For our family, the new challenge has been sudden, piercing, sporadic screams. Not constant, not even often, thankfully, but jolting nonetheless. So here we were, in the midst of our relatively calm days, when the bomb returned with a loud crash. A startling brief scream from our daughter that told us immediately we were back in the trenches.
Subsequently, this type of scream recurs intermittently, once every few days to maybe a couple of times a day.

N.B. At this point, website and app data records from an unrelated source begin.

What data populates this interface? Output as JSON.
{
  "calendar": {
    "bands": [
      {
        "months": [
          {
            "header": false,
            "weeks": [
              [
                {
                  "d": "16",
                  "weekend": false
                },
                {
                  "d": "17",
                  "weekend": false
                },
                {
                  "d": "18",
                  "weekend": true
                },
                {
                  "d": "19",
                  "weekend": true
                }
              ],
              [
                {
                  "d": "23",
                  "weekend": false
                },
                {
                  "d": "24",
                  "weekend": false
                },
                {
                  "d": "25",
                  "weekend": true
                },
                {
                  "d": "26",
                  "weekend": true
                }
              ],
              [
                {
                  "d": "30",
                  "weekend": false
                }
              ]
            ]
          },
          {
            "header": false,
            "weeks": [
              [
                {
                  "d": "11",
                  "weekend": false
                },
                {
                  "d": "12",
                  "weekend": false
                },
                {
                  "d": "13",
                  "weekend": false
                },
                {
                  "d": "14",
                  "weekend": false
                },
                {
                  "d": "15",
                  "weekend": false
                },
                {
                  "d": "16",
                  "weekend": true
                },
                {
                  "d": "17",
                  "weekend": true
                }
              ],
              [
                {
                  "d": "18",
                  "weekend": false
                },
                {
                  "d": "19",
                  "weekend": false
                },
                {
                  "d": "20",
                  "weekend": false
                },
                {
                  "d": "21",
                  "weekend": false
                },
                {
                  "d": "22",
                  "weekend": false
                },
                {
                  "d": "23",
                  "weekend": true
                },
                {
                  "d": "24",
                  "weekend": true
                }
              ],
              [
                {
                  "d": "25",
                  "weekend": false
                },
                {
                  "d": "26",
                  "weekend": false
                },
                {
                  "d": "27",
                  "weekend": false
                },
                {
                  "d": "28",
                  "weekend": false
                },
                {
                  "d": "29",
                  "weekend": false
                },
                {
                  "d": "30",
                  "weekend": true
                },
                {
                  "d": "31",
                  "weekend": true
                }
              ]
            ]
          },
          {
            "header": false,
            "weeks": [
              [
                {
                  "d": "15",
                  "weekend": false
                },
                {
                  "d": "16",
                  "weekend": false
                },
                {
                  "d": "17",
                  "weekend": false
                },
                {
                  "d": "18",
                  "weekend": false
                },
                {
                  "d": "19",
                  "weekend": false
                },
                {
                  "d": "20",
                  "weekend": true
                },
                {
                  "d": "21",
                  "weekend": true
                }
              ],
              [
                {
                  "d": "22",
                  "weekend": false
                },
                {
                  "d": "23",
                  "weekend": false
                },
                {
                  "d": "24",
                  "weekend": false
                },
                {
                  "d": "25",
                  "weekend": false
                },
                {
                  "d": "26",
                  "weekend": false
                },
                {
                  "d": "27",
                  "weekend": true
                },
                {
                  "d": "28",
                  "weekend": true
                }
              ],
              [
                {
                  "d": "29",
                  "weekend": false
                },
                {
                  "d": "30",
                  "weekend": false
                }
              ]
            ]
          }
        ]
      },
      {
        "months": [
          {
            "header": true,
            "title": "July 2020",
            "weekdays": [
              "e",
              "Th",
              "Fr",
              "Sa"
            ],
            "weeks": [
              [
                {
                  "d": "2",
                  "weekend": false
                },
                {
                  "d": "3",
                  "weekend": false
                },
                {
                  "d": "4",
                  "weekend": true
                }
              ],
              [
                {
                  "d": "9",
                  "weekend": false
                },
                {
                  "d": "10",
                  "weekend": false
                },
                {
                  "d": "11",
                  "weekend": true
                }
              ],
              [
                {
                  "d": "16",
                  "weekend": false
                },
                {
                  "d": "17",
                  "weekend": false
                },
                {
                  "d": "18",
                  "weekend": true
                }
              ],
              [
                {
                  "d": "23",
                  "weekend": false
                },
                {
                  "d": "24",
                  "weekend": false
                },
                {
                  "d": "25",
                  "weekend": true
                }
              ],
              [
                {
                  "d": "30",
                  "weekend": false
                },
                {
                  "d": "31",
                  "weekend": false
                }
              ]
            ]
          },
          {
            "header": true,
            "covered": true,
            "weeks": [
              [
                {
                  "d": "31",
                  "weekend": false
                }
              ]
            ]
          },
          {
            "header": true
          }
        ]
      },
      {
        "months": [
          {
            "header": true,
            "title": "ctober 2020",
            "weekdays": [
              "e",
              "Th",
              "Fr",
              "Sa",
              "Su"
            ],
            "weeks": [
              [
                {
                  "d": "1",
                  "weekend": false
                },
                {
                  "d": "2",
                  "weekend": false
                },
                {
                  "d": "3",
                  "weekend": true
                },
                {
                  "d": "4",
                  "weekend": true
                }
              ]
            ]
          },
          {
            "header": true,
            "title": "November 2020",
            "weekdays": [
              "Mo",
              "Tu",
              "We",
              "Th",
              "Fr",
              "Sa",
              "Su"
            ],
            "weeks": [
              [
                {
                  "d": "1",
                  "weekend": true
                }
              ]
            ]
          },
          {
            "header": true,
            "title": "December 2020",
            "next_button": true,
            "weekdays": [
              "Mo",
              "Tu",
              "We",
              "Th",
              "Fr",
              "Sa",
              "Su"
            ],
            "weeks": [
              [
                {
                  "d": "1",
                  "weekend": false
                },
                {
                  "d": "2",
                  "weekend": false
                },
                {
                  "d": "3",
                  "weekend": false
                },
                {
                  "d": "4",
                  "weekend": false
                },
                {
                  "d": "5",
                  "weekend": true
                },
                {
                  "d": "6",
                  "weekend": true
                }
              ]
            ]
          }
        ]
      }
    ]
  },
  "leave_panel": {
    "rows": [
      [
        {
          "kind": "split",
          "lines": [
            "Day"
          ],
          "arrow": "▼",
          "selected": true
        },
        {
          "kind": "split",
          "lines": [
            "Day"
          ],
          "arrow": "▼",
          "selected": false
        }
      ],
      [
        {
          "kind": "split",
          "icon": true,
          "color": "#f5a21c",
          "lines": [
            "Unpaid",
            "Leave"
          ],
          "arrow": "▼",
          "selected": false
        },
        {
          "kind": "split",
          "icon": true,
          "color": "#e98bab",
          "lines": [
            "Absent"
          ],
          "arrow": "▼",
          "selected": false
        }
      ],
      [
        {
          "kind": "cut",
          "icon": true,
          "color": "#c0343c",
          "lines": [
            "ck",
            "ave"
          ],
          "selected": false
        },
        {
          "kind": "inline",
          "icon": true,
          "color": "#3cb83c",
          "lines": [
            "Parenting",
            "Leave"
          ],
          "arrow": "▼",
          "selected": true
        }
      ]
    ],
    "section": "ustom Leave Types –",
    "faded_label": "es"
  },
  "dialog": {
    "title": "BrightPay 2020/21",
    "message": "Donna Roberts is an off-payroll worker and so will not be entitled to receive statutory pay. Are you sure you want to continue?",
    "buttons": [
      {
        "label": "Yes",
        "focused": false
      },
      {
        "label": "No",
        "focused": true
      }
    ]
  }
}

A scream that, for a few seconds, startles anyone within earshot, Each time the scream passes, we are left with a low-grade ticking in the background, reminding us that at any moment another high pitch, trembling sound could come out of our beautiful, sweet daughter.
A scream that briefly, for a few seconds, startles anyone within earshot and causes her distress and embarrassment.
She covers her mouth and says, “Stop scream.” She later types to us apologizing, saying this affliction is deeply stressful, that sometimes she is in pain (she also has Crohn’s disease), that she feels awful and embarrassed when that scream overtakes her, at any time or place indiscriminately, with no warning or way to prevent it.
Then, there is an added stress of glances or stares, the worry we feel that it has caused others discomfort, the isolation that our daughter periodically chooses to retreat into for fear of bothering those around her.
While the bomb is ticking away, we go on with life, often feeling apprehension and angst, hoping each moment can be peaceful and that we can continue enjoying connection, progress, fun, and laughter that still exist in the midst of the underlying worry and stress.
While we realize this bomb is a temporary visitor, living with ticking in the background never gets easy or loses its potency.
For those out there who do not live with autism or these types of complications, I ask this: please remember, when you see someone acting in a way that is odd, or even temporarily startling, that person is most likely a victim of something bigger than any human can control.
That person is working incredibly hard to get through a challenging, painful ordeal. This individual is probably loving, kind, and talented. Adored by many. Yet, surviving an explosive obstacle.
Please also keep in mind there is something you can do to help: refrain from judgment and instead offer compassion and encouragement.
It will be a lifeline to that person, that family, as they survive the duration of the dreaded time bomb.
For the most part, in the past several years we have been surrounded by people who understand this. For example, when a two-second scream happened during her college course, the professor looked at her lovingly and went on teaching. The other students followed the teacher’s lead—briefly startled, glancing for a moment to make sure everything was OK, then carried on with class as usual, allowing our daughter to gather herself and also resume class, attentively and calmly.
Not only did the professor and fellow students save the moment, but this kind angel of a teacher followed up with an email, making sure everything was OK and mentioning that she loves having our daughter, who usually contributes and enthusiastically soaks up the content, in her class.
On the brink of collapsing in despair for fear of the visiting bomb, this was the lifejacket our family needed.
We will ride out this time bomb phase with love and compassion. That’s what families like ours learn to do, shield as best we can and forge ahead during these temporary periods of unrest. Then, when the bomb disappears, we get back on the track we were previously on, moving forward with our daughter continuing to share her gifts with the world.